Twin Robots: Ultimate Edition
Developed By : Thinice Games
Published By : Ratalaika Games
Category : Puzzle, Platformer
Release Date : Feb 23, 2018
Initially released a few years ago on the Playstation 4/Vita, Steam and the Wii U, recently Ratalaika Games upgraded and published a port of Twin Robots over to the Switch, jam packing it into an Ultimate Edition at the same time. While I never got to play an earlier version of this game, somehow I feel that the Switch version gives these robots a bit more of an at-home feeling.
You’ll be introduced to our two main characters, Watt and Volt, along with their sad back story. These two twin robots have been long abandoned in an old run-down robot factory, and they’ve been forgotten. Now, they want their own place out in the world, but it won’t be so simple as just walking out of the factory. The twins, with your assistance, will be put to a number of tests, well they’ll have to show their wits and ingenuity to properly earn their place in the world outside.
Twin Robots fully supports co-op play, but for the sake of this review I went it alone. The game is broken up into individual challenge levels, each with a short list of a few objectives you’ll need to meet in order to move on to the next one. First and foremost, only one robot starts off free, with the twin being trapped in a small prison-like area. Objective number one is to find the big red button to free your twin. Number two is to find and reach the end of the level, where your final objective comes into play : charge up the exit so you can leave.
Watt and Volt each come with their own life bar over their heads, which represents their current charge of battery. Controlling them, you’ll be able to run, jump, grab ledges, and even wall jump to navigate the levels. But, each of these things uses power. So if you get stuck too long in a single area, it could negate the ability of being able to leave once you reach the end.

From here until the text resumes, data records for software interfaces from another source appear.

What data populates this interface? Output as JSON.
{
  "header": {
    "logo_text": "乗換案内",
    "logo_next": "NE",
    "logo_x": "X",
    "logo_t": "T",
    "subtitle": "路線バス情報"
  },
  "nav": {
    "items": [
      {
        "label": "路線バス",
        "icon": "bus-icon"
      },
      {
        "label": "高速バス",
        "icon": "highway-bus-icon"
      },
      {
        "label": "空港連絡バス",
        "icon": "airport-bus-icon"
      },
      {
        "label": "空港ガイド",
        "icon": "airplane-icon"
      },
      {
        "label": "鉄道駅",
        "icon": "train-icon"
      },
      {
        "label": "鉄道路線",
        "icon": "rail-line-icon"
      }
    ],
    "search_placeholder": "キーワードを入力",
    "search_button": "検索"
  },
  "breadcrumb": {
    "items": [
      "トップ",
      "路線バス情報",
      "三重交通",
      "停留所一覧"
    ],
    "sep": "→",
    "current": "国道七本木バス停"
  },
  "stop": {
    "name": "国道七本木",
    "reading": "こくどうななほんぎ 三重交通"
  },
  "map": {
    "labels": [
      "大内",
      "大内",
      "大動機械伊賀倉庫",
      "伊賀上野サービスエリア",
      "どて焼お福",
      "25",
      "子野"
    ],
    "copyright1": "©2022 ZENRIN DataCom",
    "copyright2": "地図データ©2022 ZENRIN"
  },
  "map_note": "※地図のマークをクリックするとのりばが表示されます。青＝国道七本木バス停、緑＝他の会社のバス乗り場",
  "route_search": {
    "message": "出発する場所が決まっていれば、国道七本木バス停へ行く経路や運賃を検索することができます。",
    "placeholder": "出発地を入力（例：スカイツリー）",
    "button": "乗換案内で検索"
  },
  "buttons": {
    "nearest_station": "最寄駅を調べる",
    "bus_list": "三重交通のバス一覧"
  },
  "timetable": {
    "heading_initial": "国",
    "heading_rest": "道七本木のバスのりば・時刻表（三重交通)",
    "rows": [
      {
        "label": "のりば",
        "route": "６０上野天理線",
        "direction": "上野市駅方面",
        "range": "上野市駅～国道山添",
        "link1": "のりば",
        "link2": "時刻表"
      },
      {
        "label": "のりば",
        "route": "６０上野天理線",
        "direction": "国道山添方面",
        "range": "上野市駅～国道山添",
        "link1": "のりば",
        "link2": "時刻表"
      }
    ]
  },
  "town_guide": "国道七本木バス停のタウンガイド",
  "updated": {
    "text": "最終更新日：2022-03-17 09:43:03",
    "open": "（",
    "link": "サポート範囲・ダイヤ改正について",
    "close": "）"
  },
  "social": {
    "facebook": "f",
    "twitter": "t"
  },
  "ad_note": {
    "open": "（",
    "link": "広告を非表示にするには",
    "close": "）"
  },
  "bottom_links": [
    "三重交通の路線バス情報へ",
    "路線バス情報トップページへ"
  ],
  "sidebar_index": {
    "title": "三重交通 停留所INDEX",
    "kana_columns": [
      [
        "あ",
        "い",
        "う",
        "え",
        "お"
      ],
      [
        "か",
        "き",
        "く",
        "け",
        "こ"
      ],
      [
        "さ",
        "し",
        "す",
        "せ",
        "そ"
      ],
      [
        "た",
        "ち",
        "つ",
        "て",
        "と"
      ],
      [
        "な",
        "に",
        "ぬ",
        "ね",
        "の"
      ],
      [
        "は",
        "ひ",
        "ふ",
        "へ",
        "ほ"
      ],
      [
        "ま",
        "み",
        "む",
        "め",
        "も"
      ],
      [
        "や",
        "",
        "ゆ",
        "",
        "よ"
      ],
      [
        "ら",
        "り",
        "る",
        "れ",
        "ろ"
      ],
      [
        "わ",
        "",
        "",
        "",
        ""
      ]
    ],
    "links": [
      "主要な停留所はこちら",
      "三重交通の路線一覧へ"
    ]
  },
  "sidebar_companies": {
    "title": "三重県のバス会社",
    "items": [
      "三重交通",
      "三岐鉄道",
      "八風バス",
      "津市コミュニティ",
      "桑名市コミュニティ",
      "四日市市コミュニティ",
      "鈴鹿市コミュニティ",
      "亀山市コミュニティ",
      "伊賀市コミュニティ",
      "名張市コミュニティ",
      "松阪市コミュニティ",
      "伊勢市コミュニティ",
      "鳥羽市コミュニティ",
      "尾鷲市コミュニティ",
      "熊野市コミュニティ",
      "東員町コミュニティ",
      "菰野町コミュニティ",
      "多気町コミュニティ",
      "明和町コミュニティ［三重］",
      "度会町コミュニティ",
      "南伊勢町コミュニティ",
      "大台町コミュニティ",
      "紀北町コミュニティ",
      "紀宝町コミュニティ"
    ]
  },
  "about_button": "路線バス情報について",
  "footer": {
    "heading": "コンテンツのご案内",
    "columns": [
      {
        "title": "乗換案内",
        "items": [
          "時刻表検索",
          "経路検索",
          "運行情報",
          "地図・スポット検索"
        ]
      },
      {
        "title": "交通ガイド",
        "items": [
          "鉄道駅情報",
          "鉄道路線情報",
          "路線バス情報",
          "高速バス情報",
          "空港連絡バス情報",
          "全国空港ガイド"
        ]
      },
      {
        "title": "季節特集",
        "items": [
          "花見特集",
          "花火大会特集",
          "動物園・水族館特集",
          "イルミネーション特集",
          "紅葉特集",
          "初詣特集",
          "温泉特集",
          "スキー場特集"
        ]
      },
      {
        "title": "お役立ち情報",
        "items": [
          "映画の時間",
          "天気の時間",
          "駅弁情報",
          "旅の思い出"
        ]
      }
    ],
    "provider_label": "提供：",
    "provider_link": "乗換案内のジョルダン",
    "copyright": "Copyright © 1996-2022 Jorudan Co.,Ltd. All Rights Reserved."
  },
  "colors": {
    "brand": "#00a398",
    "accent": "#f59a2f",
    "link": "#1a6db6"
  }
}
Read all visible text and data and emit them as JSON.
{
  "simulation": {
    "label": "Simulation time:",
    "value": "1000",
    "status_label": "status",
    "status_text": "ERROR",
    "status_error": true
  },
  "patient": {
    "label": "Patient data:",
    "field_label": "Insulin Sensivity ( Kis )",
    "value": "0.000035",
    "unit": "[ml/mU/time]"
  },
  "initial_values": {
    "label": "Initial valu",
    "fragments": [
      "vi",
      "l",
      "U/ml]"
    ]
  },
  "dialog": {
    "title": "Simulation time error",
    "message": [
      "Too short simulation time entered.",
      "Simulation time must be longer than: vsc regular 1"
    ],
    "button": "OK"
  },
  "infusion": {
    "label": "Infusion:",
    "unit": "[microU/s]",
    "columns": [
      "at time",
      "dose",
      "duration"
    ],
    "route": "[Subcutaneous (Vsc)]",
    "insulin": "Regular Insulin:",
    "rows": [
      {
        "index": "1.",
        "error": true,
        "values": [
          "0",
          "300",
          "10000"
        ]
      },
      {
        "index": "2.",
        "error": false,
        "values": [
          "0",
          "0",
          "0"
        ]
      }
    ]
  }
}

All is not lost, though. Once you press the red button to free the second robot, tile sections of the floor will light up in blue, and whichever robot walks over these will have increments of battery life restored. On top of that, the two robots can share battery life as well, so if one’s full and the other is low, you’re free to send some power over to your twin. Luckily, charging up the exit door doesn’t consume a whole lot of energy. It does take quite a bit, but not so much that it requires a full battery from one robot plus more from your partner. So if you make it to the end, chances are you’ll be safe and able to exit without a problem.
For those seeking out a bit of an extra challenge in the game, rather than just simply run-jumping your way to the exit of each level, there are some collectible-like things you can do. Up on the top of the display, you’ll see a small bar with a few things listed in it. One of these is the time you’ve spent on the level, however it’s the other two items which the above-and-beyonders will be concerned with. Each level has at least one battery just hanging out somewhere. It can take a bit of tricky platforming to reach it sometimes, but if you’re looking for that 100%, you’ll want to snag it. The other thing is the blue tiles, there’s a counter that tracks how many of these you’ve walked over, as well as the total number available in that level.
Twin Robots finds its way of nestling in as just being a comfortable game. One that’s easy to throw in and chip away at when you have a few minutes available. The Switch’s portability greatly helps this as well, so if you find yourself stuck riding shotgun to the store, or waiting in a doctor’s office, pull this out and see if you can knock off that next level. A lot of fun, you can’t go wrong adding this game to your Switch library!
All play modes are great for this game, but I found myself drawn to playing in handheld mode more often than not. Nothing is lost while transitioning this game to the big screen, so go at it with whatever mode suits you